Component data from apps and pages:

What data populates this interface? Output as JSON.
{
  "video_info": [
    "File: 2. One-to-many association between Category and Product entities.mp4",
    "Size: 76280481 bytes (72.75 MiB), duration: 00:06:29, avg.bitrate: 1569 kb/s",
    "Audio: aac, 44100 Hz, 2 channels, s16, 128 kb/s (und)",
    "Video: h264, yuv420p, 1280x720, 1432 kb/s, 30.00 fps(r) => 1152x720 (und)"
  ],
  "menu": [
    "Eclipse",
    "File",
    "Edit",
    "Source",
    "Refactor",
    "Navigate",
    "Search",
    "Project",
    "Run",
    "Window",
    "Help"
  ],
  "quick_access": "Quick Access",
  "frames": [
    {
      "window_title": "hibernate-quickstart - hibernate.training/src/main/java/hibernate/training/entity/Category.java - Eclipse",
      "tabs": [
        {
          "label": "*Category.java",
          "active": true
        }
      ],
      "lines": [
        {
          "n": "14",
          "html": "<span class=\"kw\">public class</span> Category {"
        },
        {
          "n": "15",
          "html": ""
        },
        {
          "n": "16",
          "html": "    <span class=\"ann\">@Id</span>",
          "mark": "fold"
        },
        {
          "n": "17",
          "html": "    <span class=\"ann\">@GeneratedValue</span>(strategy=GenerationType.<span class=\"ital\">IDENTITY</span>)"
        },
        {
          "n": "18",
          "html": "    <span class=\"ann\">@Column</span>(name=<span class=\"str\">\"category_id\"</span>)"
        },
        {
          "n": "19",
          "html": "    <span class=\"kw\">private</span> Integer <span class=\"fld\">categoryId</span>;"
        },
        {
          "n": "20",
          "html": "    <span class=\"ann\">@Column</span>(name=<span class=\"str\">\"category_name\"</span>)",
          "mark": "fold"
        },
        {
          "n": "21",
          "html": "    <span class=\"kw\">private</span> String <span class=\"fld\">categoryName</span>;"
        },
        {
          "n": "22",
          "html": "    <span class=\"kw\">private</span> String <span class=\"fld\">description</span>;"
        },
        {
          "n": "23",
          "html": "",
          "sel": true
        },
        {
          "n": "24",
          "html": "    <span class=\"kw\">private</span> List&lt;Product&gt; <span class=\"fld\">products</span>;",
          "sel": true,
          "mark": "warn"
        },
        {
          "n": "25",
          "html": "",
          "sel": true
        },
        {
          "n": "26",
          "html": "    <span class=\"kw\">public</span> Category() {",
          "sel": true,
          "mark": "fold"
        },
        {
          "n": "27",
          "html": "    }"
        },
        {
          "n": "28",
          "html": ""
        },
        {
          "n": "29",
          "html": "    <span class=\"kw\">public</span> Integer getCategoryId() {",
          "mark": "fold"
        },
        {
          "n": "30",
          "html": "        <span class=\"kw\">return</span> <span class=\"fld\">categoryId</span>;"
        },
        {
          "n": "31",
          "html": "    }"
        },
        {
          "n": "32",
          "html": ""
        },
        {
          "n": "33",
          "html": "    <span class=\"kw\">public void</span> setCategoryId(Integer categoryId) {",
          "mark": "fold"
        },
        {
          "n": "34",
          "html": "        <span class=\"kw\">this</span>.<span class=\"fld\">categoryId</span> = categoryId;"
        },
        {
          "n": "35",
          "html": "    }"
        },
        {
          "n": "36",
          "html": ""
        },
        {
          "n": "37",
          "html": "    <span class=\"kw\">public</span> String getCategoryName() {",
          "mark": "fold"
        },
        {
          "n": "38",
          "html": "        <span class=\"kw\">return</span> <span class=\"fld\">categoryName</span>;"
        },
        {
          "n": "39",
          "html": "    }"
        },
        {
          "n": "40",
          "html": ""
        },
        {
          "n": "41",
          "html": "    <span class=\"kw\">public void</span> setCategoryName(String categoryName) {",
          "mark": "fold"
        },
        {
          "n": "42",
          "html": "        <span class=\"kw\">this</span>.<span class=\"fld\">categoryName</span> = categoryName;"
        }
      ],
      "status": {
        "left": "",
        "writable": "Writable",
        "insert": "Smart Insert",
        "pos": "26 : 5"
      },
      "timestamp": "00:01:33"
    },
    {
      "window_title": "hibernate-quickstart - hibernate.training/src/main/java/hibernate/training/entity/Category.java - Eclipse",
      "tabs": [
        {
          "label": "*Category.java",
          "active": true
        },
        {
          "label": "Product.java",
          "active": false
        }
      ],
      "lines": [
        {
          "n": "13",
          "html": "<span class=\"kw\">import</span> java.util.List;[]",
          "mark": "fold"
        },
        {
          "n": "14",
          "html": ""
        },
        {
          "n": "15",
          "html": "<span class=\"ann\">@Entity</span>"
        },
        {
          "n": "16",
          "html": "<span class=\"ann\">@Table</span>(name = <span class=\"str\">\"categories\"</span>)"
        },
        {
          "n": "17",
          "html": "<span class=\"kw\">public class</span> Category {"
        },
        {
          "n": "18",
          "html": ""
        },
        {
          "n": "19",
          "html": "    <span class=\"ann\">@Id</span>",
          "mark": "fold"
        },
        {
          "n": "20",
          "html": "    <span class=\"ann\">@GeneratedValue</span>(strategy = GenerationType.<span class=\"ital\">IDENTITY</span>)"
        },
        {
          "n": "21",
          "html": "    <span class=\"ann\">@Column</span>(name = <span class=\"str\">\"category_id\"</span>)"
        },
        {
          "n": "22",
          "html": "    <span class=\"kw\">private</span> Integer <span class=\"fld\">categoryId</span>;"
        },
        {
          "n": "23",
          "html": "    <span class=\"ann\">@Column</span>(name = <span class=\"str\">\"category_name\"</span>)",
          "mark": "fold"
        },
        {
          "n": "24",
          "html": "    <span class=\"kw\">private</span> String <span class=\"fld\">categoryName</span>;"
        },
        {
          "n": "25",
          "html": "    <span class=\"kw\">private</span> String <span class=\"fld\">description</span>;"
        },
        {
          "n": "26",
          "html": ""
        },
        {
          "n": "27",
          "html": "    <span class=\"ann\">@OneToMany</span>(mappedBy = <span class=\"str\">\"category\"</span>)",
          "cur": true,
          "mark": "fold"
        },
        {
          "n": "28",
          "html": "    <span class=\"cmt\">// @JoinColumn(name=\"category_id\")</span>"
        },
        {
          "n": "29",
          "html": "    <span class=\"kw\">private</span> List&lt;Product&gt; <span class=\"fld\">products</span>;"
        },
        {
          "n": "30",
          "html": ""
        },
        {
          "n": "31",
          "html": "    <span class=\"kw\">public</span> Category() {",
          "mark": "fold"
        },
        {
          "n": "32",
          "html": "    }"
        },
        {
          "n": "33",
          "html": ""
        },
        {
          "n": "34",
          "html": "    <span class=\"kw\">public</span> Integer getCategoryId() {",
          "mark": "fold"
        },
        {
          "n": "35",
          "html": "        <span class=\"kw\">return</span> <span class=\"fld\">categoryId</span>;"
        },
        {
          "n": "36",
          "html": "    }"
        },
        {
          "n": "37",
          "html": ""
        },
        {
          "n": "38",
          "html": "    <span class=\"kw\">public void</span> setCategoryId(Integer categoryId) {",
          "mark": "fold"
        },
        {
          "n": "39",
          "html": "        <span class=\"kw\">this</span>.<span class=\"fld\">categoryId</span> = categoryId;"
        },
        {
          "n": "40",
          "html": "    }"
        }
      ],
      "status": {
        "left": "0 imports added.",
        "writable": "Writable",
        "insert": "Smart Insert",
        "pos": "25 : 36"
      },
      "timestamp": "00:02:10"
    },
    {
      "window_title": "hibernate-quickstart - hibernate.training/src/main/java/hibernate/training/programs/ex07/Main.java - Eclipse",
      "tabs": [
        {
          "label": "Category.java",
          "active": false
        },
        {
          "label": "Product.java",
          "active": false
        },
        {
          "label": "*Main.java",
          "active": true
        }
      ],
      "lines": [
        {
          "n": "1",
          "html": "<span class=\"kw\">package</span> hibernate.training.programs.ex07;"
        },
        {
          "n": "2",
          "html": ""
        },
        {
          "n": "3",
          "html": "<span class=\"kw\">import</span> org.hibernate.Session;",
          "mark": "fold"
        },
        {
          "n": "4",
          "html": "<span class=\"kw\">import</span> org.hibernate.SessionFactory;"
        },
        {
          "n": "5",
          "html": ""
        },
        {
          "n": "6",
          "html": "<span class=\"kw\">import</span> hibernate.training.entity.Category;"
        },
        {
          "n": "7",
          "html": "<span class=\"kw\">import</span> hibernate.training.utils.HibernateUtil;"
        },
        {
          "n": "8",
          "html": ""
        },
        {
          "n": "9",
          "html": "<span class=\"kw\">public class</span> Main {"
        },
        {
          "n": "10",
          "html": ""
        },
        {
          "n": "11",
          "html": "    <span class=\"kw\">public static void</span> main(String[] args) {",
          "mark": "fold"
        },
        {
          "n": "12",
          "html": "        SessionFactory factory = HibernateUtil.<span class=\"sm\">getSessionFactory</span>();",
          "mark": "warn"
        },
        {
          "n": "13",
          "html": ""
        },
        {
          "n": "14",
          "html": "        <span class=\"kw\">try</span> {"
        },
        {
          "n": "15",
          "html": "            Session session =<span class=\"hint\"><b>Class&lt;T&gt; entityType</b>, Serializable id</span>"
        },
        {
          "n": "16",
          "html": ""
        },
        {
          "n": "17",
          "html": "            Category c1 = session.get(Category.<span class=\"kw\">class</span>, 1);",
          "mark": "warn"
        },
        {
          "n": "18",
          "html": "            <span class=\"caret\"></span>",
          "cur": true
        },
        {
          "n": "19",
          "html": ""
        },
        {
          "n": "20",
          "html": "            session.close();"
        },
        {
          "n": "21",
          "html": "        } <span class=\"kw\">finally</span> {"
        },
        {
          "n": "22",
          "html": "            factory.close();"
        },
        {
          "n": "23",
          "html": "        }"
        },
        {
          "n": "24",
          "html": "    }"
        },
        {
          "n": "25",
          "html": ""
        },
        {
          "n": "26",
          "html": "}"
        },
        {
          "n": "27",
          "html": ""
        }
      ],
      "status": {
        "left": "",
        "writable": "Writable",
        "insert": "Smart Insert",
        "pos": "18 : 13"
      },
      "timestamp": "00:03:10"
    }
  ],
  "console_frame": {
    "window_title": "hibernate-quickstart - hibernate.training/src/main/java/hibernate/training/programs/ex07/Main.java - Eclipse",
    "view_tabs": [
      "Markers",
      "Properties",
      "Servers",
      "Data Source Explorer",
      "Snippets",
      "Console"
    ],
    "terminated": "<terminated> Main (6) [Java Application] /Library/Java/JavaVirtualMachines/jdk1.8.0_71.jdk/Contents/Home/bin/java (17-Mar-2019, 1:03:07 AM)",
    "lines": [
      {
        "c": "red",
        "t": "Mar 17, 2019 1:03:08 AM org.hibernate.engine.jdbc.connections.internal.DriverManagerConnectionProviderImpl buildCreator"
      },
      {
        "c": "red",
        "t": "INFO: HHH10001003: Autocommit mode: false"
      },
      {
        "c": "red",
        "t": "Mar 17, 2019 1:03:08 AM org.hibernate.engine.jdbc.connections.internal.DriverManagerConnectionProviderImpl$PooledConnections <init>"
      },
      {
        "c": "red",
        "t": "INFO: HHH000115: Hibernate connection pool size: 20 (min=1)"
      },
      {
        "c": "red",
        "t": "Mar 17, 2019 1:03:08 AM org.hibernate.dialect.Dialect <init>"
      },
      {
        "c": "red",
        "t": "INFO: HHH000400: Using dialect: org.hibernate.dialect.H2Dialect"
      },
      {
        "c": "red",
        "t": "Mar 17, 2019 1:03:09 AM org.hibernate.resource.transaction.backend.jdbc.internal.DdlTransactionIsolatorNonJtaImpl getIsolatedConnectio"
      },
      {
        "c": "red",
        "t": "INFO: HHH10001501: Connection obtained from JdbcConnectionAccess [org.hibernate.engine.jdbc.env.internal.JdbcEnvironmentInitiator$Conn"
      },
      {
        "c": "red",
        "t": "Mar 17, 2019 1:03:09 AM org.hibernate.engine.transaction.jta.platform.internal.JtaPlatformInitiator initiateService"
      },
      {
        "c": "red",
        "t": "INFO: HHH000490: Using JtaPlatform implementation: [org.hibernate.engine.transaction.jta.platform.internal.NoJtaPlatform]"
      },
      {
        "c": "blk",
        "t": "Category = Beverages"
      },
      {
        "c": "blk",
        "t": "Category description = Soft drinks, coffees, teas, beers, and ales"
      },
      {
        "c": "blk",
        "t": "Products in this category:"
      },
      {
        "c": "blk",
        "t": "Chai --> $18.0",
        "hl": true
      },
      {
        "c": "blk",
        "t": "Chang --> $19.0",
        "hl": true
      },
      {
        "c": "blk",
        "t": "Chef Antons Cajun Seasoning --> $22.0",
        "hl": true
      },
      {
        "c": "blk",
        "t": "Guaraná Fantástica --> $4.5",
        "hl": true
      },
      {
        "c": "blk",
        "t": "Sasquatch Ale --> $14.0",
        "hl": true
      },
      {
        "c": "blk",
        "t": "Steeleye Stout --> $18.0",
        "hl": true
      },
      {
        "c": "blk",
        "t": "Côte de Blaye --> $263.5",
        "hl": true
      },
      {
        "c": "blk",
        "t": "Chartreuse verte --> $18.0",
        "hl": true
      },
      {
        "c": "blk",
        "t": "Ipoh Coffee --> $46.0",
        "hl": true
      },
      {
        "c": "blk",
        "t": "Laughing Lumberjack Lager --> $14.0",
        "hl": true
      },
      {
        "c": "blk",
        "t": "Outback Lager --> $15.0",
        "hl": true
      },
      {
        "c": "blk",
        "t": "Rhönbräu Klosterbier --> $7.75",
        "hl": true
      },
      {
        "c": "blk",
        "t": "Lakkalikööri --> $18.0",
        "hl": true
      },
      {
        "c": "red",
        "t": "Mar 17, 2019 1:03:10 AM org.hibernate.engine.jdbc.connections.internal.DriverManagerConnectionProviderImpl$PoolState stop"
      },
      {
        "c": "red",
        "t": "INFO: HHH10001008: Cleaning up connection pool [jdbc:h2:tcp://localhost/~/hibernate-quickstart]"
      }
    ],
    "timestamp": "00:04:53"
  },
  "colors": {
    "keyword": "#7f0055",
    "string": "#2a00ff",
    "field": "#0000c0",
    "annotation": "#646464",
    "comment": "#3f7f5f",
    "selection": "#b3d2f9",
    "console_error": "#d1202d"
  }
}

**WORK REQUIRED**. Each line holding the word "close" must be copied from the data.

**EXERCISE RESULT**.
          "html": "            session.close();"
          "html": "            factory.close();"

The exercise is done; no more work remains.